2) Get more RAM but not too much.

RAM is also a consideration when getting more cores but more RAM is not necessarily going to improve performance beyond a certain level. More RAM will cost more money. Get at least 16 GB of RAM. Hexacore processors tend to prefer RAM in multiples of three (3×4=12, 3×8=24, 3×16=48, etc.) but check with the manufacturer of your CPU for the best set up. I wouldn’t go much beyond 64 GB. I think buying 128 GB of RAM is a waste of money. Your kids’ college tuition could be cheaper than the RAM 😉

3) Get more Drive space.

3D files are gigantic. More drive space provides creators more flexibility for storing data and the ability to work on larger more complex scenes. A solid state drive (SSD) improves load times of software but using it for storage can significantly increase the cost of the machine. I tend to go with a hybrid approach. Store the software on a smaller SSD (120 GB to 512 GB) and store my files on a separate larger hard drive or RAID (4 TB or higher).

4) Avoid non-upgradeable machines.

The ability to replace and upgrade parts in a 3D workstation extends the life of that workstation. It gives the owner the flexibility to add components as needed and enhance parts that began at a basic level. All-in-one computers and laptops tend to be less upgradable than tower computers. If you do get a less expandable machine, you’ll have to get the top of the line at the beginning to ensure maximum work life, but that also means top dollar. With an upgradable machine, you can begin at a low level with less money and gradually enhance it to the top tier as you buy new components.

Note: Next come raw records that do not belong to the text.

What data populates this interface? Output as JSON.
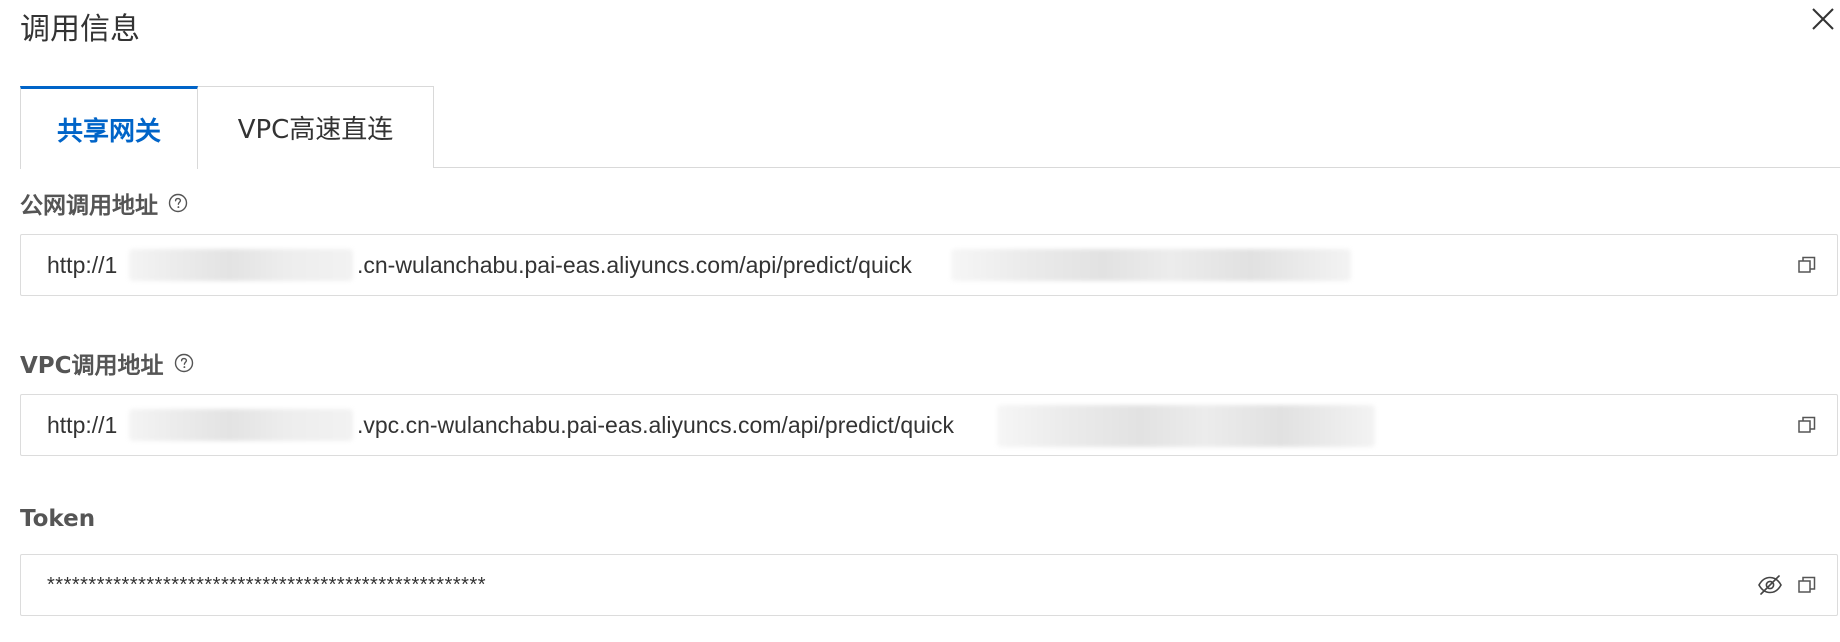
{
  "dialog": {
    "title": "调用信息"
  },
  "tabs": [
    {
      "label": "共享网关",
      "active": true
    },
    {
      "label": "VPC高速直连",
      "active": false
    }
  ],
  "fields": {
    "public": {
      "label": "公网调用地址",
      "value_prefix": "http://1",
      "value_middle": ".cn-wulanchabu.pai-eas.aliyuncs.com/api/predict/quick"
    },
    "vpc": {
      "label": "VPC调用地址",
      "value_prefix": "http://1",
      "value_middle": ".vpc.cn-wulanchabu.pai-eas.aliyuncs.com/api/predict/quick"
    },
    "token": {
      "label": "Token",
      "value": "*****************************************************"
    }
  },
  "icons": {
    "close": "close-icon",
    "help": "question-circle-icon",
    "copy": "copy-icon",
    "visibility": "eye-off-icon"
  },
  "colors": {
    "accent": "#0064c8",
    "text": "#333333",
    "label": "#555555",
    "border": "#d9d9d9"
  }
}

For those that prefer Macs, the ability to upgrade has caused some professional studios to stick with the classic Mac Pro (2009-2012) rather than getting the newer 2013 Mac Pro. A used tower off eBay or OWC can cost less than half the price of a new Mac Pro with almost the same performance. The classic can also house many components instead of sprawling them across the desk in external enclosures. If you do go that route, ensure the older machine has the upgraded dual CPU Xeon 3.46 GHz hexacore processors to provide the best performance. Another option is to wait until 2018; Apple recently announced that in 2018 the Mac Pro would return to a modular (upgradable) design.

5) Select the appropriate GPU.

Gaming is not the same as creating 3D content. The GPU draws the game on the screen and is critical for fast, smooth gameplay. In gameplay, the GPU outputs frames in milliseconds to give users immediate feedback and details are omitted or drawn very roughly to improve speed. For 3D content creation, fine detail is critical for high quality still images and breathtaking animations. 3D render engines can take anywhere from minutes to several days to develop a single frame of a feature-length animation; that is why game promo videos often look much sharper than the actual gameplay.

The importance of the GPU varies markedly depending on the 3D software employed. Mental Ray uses the CPU far more than the GPU for creating maximum resolution pictures. KeyShot does not use the GPU at all. ZBrush is CPU and RAM bound. Octane Render fully depends on GPUs for generating high-resolution images (see Octane Render GPU Performance Comparison). The more powerful the GPU, the better. It also favors Nvidia’s proprietary CUDA core technology (see OpenCL vs. CUDA: Which has better application support?).  Blender can use the GPU for rendering in Cycles and LuxRender, but the amount of RAM in the GPU limits utilization. In Blender, a complex scene containing large textures can overwhelm the GPU, thus forcing CPU rendering. An ultra-wide screen performs better with an ultra-quality GPU. Buy the GPU appropriate for the applications and hardware you plan to use.

In summary, when building or buying a 3D workstation the choice of 3D software should influence the selection of hardware. More money spent on components does not necessarily translate into better performance.  Finally, the ability to upgrade can extend the life of a machine.